When a line in the listing contains the string "this", pick it out and copy it.

Segment Start: Supplied material

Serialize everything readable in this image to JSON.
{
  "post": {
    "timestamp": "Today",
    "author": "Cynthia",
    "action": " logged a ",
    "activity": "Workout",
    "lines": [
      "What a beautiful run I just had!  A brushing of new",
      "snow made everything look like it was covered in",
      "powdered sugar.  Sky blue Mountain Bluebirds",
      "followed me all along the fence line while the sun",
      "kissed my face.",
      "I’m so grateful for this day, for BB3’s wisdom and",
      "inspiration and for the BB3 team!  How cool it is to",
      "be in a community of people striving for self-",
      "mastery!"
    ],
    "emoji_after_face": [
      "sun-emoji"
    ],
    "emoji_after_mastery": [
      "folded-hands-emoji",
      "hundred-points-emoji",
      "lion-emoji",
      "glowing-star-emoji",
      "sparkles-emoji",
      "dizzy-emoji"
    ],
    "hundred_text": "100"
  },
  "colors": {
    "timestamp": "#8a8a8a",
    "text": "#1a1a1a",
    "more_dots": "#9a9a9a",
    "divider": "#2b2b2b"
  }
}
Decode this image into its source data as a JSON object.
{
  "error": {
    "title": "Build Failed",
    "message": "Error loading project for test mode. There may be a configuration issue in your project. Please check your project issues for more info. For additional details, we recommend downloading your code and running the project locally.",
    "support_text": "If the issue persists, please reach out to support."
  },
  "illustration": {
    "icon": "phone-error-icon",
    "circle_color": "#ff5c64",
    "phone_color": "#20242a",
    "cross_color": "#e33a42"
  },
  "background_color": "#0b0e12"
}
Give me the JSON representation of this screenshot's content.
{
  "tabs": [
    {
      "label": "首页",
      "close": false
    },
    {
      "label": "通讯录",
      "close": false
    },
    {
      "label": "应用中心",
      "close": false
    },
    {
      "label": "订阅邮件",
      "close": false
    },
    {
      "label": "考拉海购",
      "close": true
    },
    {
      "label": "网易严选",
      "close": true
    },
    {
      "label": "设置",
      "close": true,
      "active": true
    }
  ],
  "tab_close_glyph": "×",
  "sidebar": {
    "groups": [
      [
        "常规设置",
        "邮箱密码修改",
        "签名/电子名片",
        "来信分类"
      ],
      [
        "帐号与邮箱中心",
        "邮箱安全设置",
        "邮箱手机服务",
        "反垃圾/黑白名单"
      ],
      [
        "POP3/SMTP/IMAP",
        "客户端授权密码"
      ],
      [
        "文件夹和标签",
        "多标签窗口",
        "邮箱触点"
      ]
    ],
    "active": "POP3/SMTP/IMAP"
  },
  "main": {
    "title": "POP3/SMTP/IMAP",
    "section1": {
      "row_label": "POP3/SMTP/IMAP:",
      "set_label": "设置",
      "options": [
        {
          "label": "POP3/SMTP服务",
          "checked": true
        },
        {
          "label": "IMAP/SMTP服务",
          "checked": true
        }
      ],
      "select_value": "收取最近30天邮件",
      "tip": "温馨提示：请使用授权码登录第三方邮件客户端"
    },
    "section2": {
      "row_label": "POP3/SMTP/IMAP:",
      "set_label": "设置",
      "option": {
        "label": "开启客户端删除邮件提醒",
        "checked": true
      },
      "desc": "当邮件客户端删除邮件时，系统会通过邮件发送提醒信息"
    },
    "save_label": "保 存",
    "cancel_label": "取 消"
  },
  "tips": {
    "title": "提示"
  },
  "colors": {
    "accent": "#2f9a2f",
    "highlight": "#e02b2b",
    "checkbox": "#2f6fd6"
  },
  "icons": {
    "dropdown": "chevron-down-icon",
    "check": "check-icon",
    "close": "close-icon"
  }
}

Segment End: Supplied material

**Your solution**
Serialize everything readable in this image to JSON.
      "I’m so grateful for this day, for BB3’s wisdom and",
Decode this image into its source data as a JSON object.
Give me the JSON representation of this screenshot's content.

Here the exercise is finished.